[Source data]

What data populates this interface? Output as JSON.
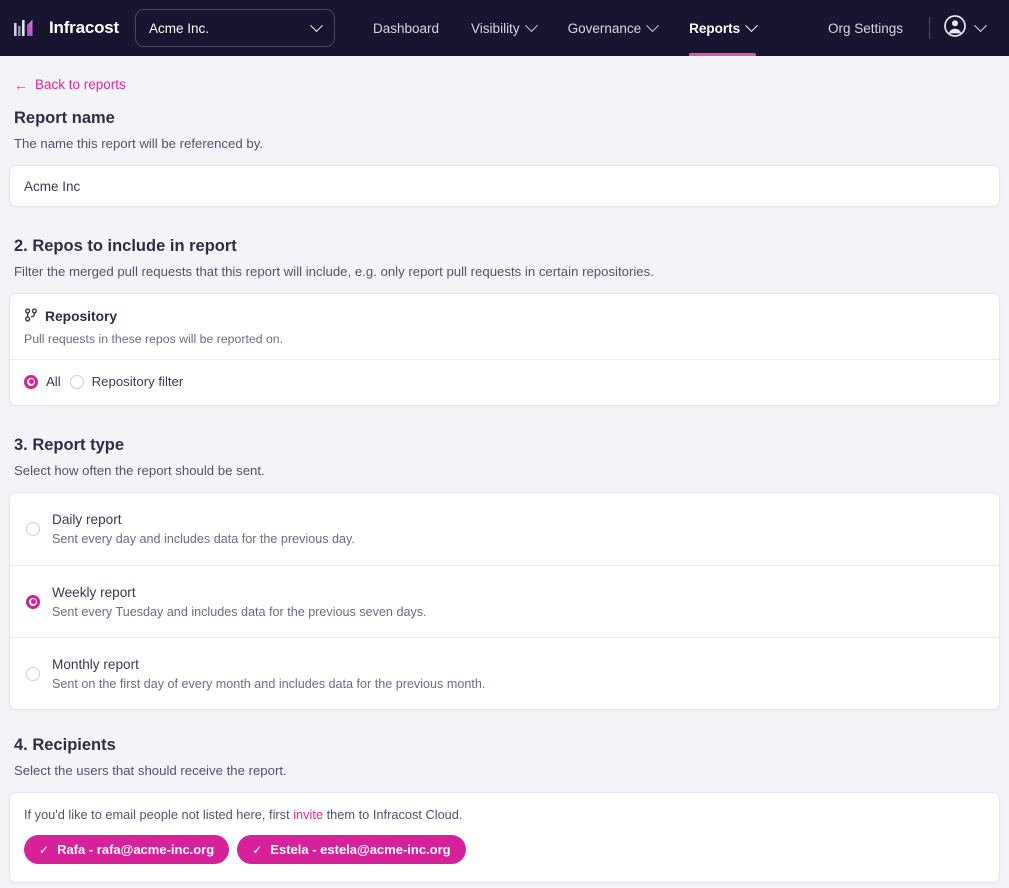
{
  "navbar": {
    "brand": "Infracost",
    "org_selector": {
      "value": "Acme Inc.",
      "icon": "chevron-down-icon"
    },
    "links": [
      {
        "label": "Dashboard",
        "has_caret": false,
        "active": false
      },
      {
        "label": "Visibility",
        "has_caret": true,
        "active": false
      },
      {
        "label": "Governance",
        "has_caret": true,
        "active": false
      },
      {
        "label": "Reports",
        "has_caret": true,
        "active": true
      }
    ],
    "org_settings": "Org Settings",
    "account_icon": "user-circle-icon",
    "account_caret": "chevron-down-icon",
    "accent": "#e054b4",
    "background": "#171530"
  },
  "back_link": {
    "arrow": "←",
    "label": "Back to reports"
  },
  "report_name": {
    "title": "Report name",
    "description": "The name this report will be referenced by.",
    "value": "Acme Inc",
    "placeholder": "Report name"
  },
  "repos": {
    "title": "2. Repos to include in report",
    "description": "Filter the merged pull requests that this report will include, e.g. only report pull requests in certain repositories.",
    "card": {
      "icon": "git-branch-icon",
      "title": "Repository",
      "subtitle": "Pull requests in these repos will be reported on.",
      "options": [
        {
          "label": "All",
          "selected": true
        },
        {
          "label": "Repository filter",
          "selected": false
        }
      ]
    }
  },
  "report_type": {
    "title": "3. Report type",
    "description": "Select how often the report should be sent.",
    "options": [
      {
        "label": "Daily report",
        "description": "Sent every day and includes data for the previous day.",
        "selected": false
      },
      {
        "label": "Weekly report",
        "description": "Sent every Tuesday and includes data for the previous seven days.",
        "selected": true
      },
      {
        "label": "Monthly report",
        "description": "Sent on the first day of every month and includes data for the previous month.",
        "selected": false
      }
    ]
  },
  "recipients": {
    "title": "4. Recipients",
    "description": "Select the users that should receive the report.",
    "note_before": "If you'd like to email people not listed here, first ",
    "note_link": "invite",
    "note_after": " them to Infracost Cloud.",
    "chips": [
      {
        "check": "✓",
        "label": "Rafa - rafa@acme-inc.org",
        "selected": true
      },
      {
        "check": "✓",
        "label": "Estela - estela@acme-inc.org",
        "selected": true
      }
    ],
    "chip_color": "#d6219b"
  }
}
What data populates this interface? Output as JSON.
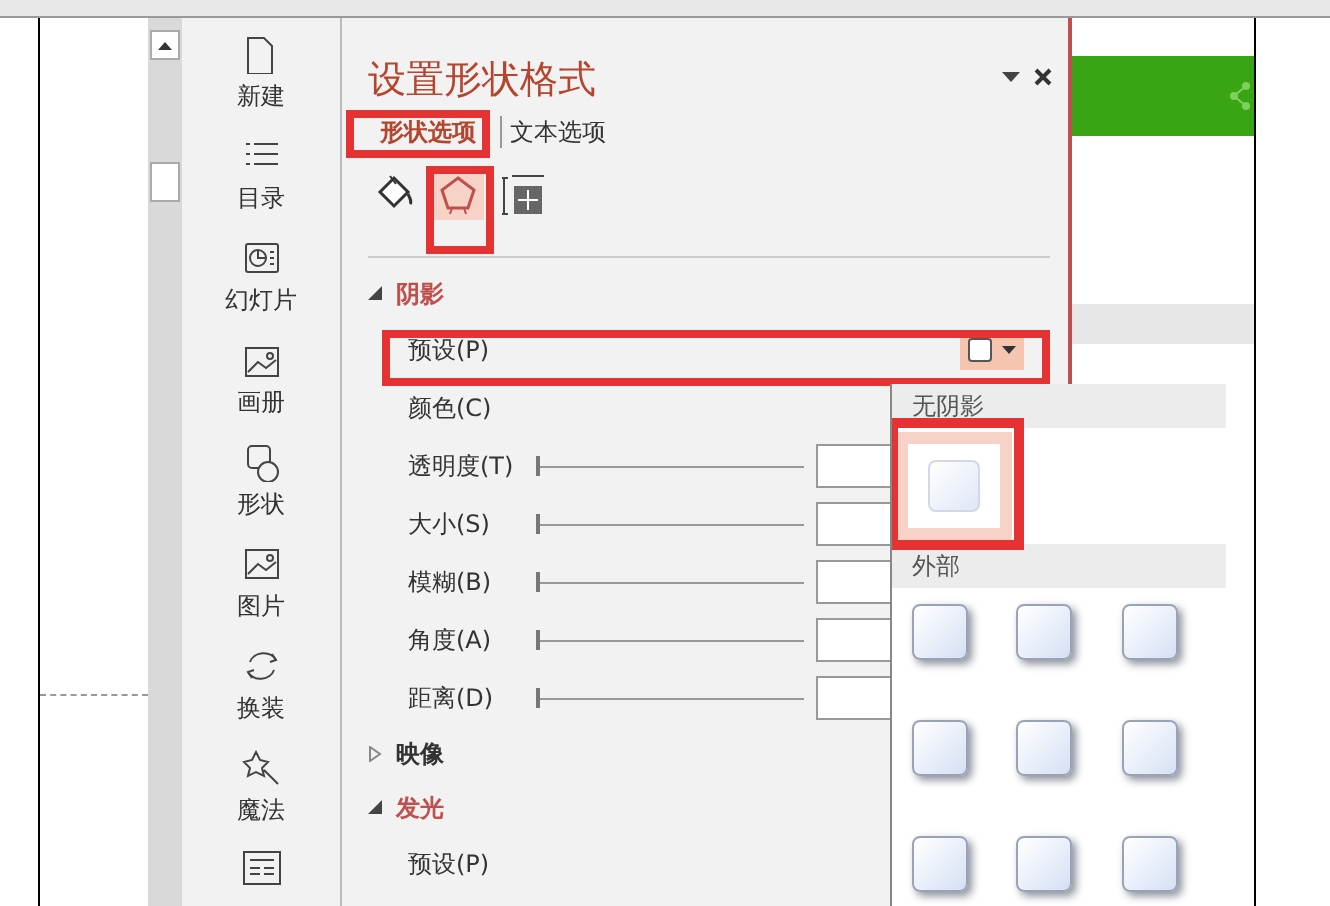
{
  "sidebar": {
    "items": [
      {
        "label": "新建"
      },
      {
        "label": "目录"
      },
      {
        "label": "幻灯片"
      },
      {
        "label": "画册"
      },
      {
        "label": "形状"
      },
      {
        "label": "图片"
      },
      {
        "label": "换装"
      },
      {
        "label": "魔法"
      }
    ]
  },
  "panel": {
    "title": "设置形状格式",
    "tabs": [
      {
        "label": "形状选项",
        "selected": true
      },
      {
        "label": "文本选项",
        "selected": false
      }
    ],
    "icon_tabs": [
      {
        "selected": false
      },
      {
        "selected": true
      },
      {
        "selected": false
      }
    ],
    "sections": [
      {
        "title": "阴影",
        "expanded": true,
        "rows": [
          {
            "kind": "dropdown",
            "label": "预设(P)"
          },
          {
            "kind": "color",
            "label": "颜色(C)"
          },
          {
            "kind": "slider",
            "label": "透明度(T)",
            "level": 0
          },
          {
            "kind": "slider",
            "label": "大小(S)",
            "level": 0
          },
          {
            "kind": "slider",
            "label": "模糊(B)",
            "level": 0
          },
          {
            "kind": "slider",
            "label": "角度(A)",
            "level": 0
          },
          {
            "kind": "slider",
            "label": "距离(D)",
            "level": 0
          }
        ]
      },
      {
        "title": "映像",
        "expanded": false
      },
      {
        "title": "发光",
        "expanded": true,
        "rows": [
          {
            "kind": "label",
            "label": "预设(P)"
          }
        ]
      }
    ]
  },
  "preset_popup": {
    "groups": [
      {
        "title": "无阴影",
        "items": [
          {
            "selected": true
          }
        ]
      },
      {
        "title": "外部",
        "items": [
          {
            "selected": false
          },
          {
            "selected": false
          },
          {
            "selected": false
          },
          {
            "selected": false
          },
          {
            "selected": false
          },
          {
            "selected": false
          },
          {
            "selected": false
          },
          {
            "selected": false
          },
          {
            "selected": false
          }
        ]
      }
    ]
  }
}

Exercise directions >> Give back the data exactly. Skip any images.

Expected output >>
What data populates this interface? Output as JSON.
{
  "navbar": {
    "brand": "Infracost",
    "org_selector": {
      "value": "Acme Inc.",
      "icon": "chevron-down-icon"
    },
    "links": [
      {
        "label": "Dashboard",
        "has_caret": false,
        "active": false
      },
      {
        "label": "Visibility",
        "has_caret": true,
        "active": false
      },
      {
        "label": "Governance",
        "has_caret": true,
        "active": false
      },
      {
        "label": "Reports",
        "has_caret": true,
        "active": true
      }
    ],
    "org_settings": "Org Settings",
    "account_icon": "user-circle-icon",
    "account_caret": "chevron-down-icon",
    "accent": "#e054b4",
    "background": "#171530"
  },
  "back_link": {
    "arrow": "←",
    "label": "Back to reports"
  },
  "report_name": {
    "title": "Report name",
    "description": "The name this report will be referenced by.",
    "value": "Acme Inc",
    "placeholder": "Report name"
  },
  "repos": {
    "title": "2. Repos to include in report",
    "description": "Filter the merged pull requests that this report will include, e.g. only report pull requests in certain repositories.",
    "card": {
      "icon": "git-branch-icon",
      "title": "Repository",
      "subtitle": "Pull requests in these repos will be reported on.",
      "options": [
        {
          "label": "All",
          "selected": true
        },
        {
          "label": "Repository filter",
          "selected": false
        }
      ]
    }
  },
  "report_type": {
    "title": "3. Report type",
    "description": "Select how often the report should be sent.",
    "options": [
      {
        "label": "Daily report",
        "description": "Sent every day and includes data for the previous day.",
        "selected": false
      },
      {
        "label": "Weekly report",
        "description": "Sent every Tuesday and includes data for the previous seven days.",
        "selected": true
      },
      {
        "label": "Monthly report",
        "description": "Sent on the first day of every month and includes data for the previous month.",
        "selected": false
      }
    ]
  },
  "recipients": {
    "title": "4. Recipients",
    "description": "Select the users that should receive the report.",
    "note_before": "If you'd like to email people not listed here, first ",
    "note_link": "invite",
    "note_after": " them to Infracost Cloud.",
    "chips": [
      {
        "check": "✓",
        "label": "Rafa - rafa@acme-inc.org",
        "selected": true
      },
      {
        "check": "✓",
        "label": "Estela - estela@acme-inc.org",
        "selected": true
      }
    ],
    "chip_color": "#d6219b"
  }
}
What data populates this interface? Output as JSON.
{
  "sidebar": {
    "items": [
      {
        "label": "新建"
      },
      {
        "label": "目录"
      },
      {
        "label": "幻灯片"
      },
      {
        "label": "画册"
      },
      {
        "label": "形状"
      },
      {
        "label": "图片"
      },
      {
        "label": "换装"
      },
      {
        "label": "魔法"
      }
    ]
  },
  "panel": {
    "title": "设置形状格式",
    "tabs": [
      {
        "label": "形状选项",
        "selected": true
      },
      {
        "label": "文本选项",
        "selected": false
      }
    ],
    "icon_tabs": [
      {
        "selected": false
      },
      {
        "selected": true
      },
      {
        "selected": false
      }
    ],
    "sections": [
      {
        "title": "阴影",
        "expanded": true,
        "rows": [
          {
            "kind": "dropdown",
            "label": "预设(P)"
          },
          {
            "kind": "color",
            "label": "颜色(C)"
          },
          {
            "kind": "slider",
            "label": "透明度(T)",
            "level": 0
          },
          {
            "kind": "slider",
            "label": "大小(S)",
            "level": 0
          },
          {
            "kind": "slider",
            "label": "模糊(B)",
            "level": 0
          },
          {
            "kind": "slider",
            "label": "角度(A)",
            "level": 0
          },
          {
            "kind": "slider",
            "label": "距离(D)",
            "level": 0
          }
        ]
      },
      {
        "title": "映像",
        "expanded": false
      },
      {
        "title": "发光",
        "expanded": true,
        "rows": [
          {
            "kind": "label",
            "label": "预设(P)"
          }
        ]
      }
    ]
  },
  "preset_popup": {
    "groups": [
      {
        "title": "无阴影",
        "items": [
          {
            "selected": true
          }
        ]
      },
      {
        "title": "外部",
        "items": [
          {
            "selected": false
          },
          {
            "selected": false
          },
          {
            "selected": false
          },
          {
            "selected": false
          },
          {
            "selected": false
          },
          {
            "selected": false
          },
          {
            "selected": false
          },
          {
            "selected": false
          },
          {
            "selected": false
          }
        ]
      }
    ]
  }
}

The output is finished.